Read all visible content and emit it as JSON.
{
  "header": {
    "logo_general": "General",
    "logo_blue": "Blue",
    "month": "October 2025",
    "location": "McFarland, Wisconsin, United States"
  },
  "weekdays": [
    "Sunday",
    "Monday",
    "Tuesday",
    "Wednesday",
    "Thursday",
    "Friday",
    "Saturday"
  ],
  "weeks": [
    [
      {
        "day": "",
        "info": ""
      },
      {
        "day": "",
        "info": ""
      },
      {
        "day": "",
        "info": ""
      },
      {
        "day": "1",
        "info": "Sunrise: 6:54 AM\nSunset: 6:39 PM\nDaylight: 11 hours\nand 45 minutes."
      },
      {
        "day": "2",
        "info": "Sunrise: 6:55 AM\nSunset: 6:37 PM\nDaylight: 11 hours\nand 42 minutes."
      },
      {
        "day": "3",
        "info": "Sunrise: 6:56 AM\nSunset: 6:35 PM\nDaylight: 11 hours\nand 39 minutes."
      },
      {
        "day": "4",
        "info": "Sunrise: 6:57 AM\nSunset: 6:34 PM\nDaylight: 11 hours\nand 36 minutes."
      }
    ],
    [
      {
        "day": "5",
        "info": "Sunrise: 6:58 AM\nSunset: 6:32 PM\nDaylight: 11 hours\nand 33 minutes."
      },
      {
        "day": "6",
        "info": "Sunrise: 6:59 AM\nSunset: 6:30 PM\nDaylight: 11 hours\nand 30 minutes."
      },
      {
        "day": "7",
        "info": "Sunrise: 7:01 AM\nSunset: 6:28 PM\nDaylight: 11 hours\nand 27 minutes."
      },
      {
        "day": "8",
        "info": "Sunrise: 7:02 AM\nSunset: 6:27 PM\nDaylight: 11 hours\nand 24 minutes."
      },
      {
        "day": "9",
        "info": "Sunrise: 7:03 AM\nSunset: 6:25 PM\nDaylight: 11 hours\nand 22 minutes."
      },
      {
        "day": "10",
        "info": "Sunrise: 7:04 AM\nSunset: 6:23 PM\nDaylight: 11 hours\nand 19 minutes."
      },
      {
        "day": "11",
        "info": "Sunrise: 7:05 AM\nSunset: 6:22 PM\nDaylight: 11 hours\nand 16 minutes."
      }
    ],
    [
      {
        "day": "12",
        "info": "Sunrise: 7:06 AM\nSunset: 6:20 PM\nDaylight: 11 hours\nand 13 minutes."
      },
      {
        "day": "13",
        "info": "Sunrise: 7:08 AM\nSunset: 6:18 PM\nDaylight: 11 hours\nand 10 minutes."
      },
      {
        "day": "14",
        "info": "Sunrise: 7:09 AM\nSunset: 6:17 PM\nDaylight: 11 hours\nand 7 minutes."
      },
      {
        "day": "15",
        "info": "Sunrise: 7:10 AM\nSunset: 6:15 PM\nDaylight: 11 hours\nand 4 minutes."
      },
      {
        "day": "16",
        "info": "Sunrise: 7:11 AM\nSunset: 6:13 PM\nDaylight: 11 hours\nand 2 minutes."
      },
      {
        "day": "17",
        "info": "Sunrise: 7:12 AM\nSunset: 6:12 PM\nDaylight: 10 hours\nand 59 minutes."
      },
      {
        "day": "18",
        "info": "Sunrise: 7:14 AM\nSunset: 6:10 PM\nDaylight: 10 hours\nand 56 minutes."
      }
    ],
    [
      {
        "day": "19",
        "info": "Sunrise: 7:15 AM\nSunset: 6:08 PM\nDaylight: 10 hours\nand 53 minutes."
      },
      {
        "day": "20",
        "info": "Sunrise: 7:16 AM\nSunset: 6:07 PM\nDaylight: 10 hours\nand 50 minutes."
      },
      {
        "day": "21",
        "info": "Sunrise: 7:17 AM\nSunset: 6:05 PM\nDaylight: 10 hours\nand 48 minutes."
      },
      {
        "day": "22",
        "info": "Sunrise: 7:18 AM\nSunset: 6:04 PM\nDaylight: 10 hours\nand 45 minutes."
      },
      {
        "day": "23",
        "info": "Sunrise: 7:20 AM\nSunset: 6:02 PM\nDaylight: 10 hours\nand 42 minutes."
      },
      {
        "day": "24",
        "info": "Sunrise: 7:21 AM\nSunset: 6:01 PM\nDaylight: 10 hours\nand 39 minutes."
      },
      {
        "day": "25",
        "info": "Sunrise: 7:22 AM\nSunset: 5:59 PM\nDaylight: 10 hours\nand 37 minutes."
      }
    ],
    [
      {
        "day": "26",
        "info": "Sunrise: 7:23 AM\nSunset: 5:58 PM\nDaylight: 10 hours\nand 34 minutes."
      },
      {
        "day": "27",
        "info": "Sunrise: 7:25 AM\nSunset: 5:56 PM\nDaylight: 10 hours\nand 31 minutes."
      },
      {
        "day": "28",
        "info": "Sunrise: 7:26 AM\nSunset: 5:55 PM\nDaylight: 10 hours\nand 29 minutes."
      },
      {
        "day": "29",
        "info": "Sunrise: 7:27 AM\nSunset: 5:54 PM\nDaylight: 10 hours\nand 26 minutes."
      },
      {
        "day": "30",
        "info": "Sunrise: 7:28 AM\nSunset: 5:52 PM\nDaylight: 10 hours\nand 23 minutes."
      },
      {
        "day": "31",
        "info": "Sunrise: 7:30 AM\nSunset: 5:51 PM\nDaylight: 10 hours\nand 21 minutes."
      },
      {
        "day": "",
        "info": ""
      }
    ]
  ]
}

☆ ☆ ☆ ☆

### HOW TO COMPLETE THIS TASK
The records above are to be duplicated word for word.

### SOLUTION FOR THIS TASK
Read all visible content and emit it as JSON.
{
  "header": {
    "logo_general": "General",
    "logo_blue": "Blue",
    "month": "October 2025",
    "location": "McFarland, Wisconsin, United States"
  },
  "weekdays": [
    "Sunday",
    "Monday",
    "Tuesday",
    "Wednesday",
    "Thursday",
    "Friday",
    "Saturday"
  ],
  "weeks": [
    [
      {
        "day": "",
        "info": ""
      },
      {
        "day": "",
        "info": ""
      },
      {
        "day": "",
        "info": ""
      },
      {
        "day": "1",
        "info": "Sunrise: 6:54 AM\nSunset: 6:39 PM\nDaylight: 11 hours\nand 45 minutes."
      },
      {
        "day": "2",
        "info": "Sunrise: 6:55 AM\nSunset: 6:37 PM\nDaylight: 11 hours\nand 42 minutes."
      },
      {
        "day": "3",
        "info": "Sunrise: 6:56 AM\nSunset: 6:35 PM\nDaylight: 11 hours\nand 39 minutes."
      },
      {
        "day": "4",
        "info": "Sunrise: 6:57 AM\nSunset: 6:34 PM\nDaylight: 11 hours\nand 36 minutes."
      }
    ],
    [
      {
        "day": "5",
        "info": "Sunrise: 6:58 AM\nSunset: 6:32 PM\nDaylight: 11 hours\nand 33 minutes."
      },
      {
        "day": "6",
        "info": "Sunrise: 6:59 AM\nSunset: 6:30 PM\nDaylight: 11 hours\nand 30 minutes."
      },
      {
        "day": "7",
        "info": "Sunrise: 7:01 AM\nSunset: 6:28 PM\nDaylight: 11 hours\nand 27 minutes."
      },
      {
        "day": "8",
        "info": "Sunrise: 7:02 AM\nSunset: 6:27 PM\nDaylight: 11 hours\nand 24 minutes."
      },
      {
        "day": "9",
        "info": "Sunrise: 7:03 AM\nSunset: 6:25 PM\nDaylight: 11 hours\nand 22 minutes."
      },
      {
        "day": "10",
        "info": "Sunrise: 7:04 AM\nSunset: 6:23 PM\nDaylight: 11 hours\nand 19 minutes."
      },
      {
        "day": "11",
        "info": "Sunrise: 7:05 AM\nSunset: 6:22 PM\nDaylight: 11 hours\nand 16 minutes."
      }
    ],
    [
      {
        "day": "12",
        "info": "Sunrise: 7:06 AM\nSunset: 6:20 PM\nDaylight: 11 hours\nand 13 minutes."
      },
      {
        "day": "13",
        "info": "Sunrise: 7:08 AM\nSunset: 6:18 PM\nDaylight: 11 hours\nand 10 minutes."
      },
      {
        "day": "14",
        "info": "Sunrise: 7:09 AM\nSunset: 6:17 PM\nDaylight: 11 hours\nand 7 minutes."
      },
      {
        "day": "15",
        "info": "Sunrise: 7:10 AM\nSunset: 6:15 PM\nDaylight: 11 hours\nand 4 minutes."
      },
      {
        "day": "16",
        "info": "Sunrise: 7:11 AM\nSunset: 6:13 PM\nDaylight: 11 hours\nand 2 minutes."
      },
      {
        "day": "17",
        "info": "Sunrise: 7:12 AM\nSunset: 6:12 PM\nDaylight: 10 hours\nand 59 minutes."
      },
      {
        "day": "18",
        "info": "Sunrise: 7:14 AM\nSunset: 6:10 PM\nDaylight: 10 hours\nand 56 minutes."
      }
    ],
    [
      {
        "day": "19",
        "info": "Sunrise: 7:15 AM\nSunset: 6:08 PM\nDaylight: 10 hours\nand 53 minutes."
      },
      {
        "day": "20",
        "info": "Sunrise: 7:16 AM\nSunset: 6:07 PM\nDaylight: 10 hours\nand 50 minutes."
      },
      {
        "day": "21",
        "info": "Sunrise: 7:17 AM\nSunset: 6:05 PM\nDaylight: 10 hours\nand 48 minutes."
      },
      {
        "day": "22",
        "info": "Sunrise: 7:18 AM\nSunset: 6:04 PM\nDaylight: 10 hours\nand 45 minutes."
      },
      {
        "day": "23",
        "info": "Sunrise: 7:20 AM\nSunset: 6:02 PM\nDaylight: 10 hours\nand 42 minutes."
      },
      {
        "day": "24",
        "info": "Sunrise: 7:21 AM\nSunset: 6:01 PM\nDaylight: 10 hours\nand 39 minutes."
      },
      {
        "day": "25",
        "info": "Sunrise: 7:22 AM\nSunset: 5:59 PM\nDaylight: 10 hours\nand 37 minutes."
      }
    ],
    [
      {
        "day": "26",
        "info": "Sunrise: 7:23 AM\nSunset: 5:58 PM\nDaylight: 10 hours\nand 34 minutes."
      },
      {
        "day": "27",
        "info": "Sunrise: 7:25 AM\nSunset: 5:56 PM\nDaylight: 10 hours\nand 31 minutes."
      },
      {
        "day": "28",
        "info": "Sunrise: 7:26 AM\nSunset: 5:55 PM\nDaylight: 10 hours\nand 29 minutes."
      },
      {
        "day": "29",
        "info": "Sunrise: 7:27 AM\nSunset: 5:54 PM\nDaylight: 10 hours\nand 26 minutes."
      },
      {
        "day": "30",
        "info": "Sunrise: 7:28 AM\nSunset: 5:52 PM\nDaylight: 10 hours\nand 23 minutes."
      },
      {
        "day": "31",
        "info": "Sunrise: 7:30 AM\nSunset: 5:51 PM\nDaylight: 10 hours\nand 21 minutes."
      },
      {
        "day": "",
        "info": ""
      }
    ]
  ]
}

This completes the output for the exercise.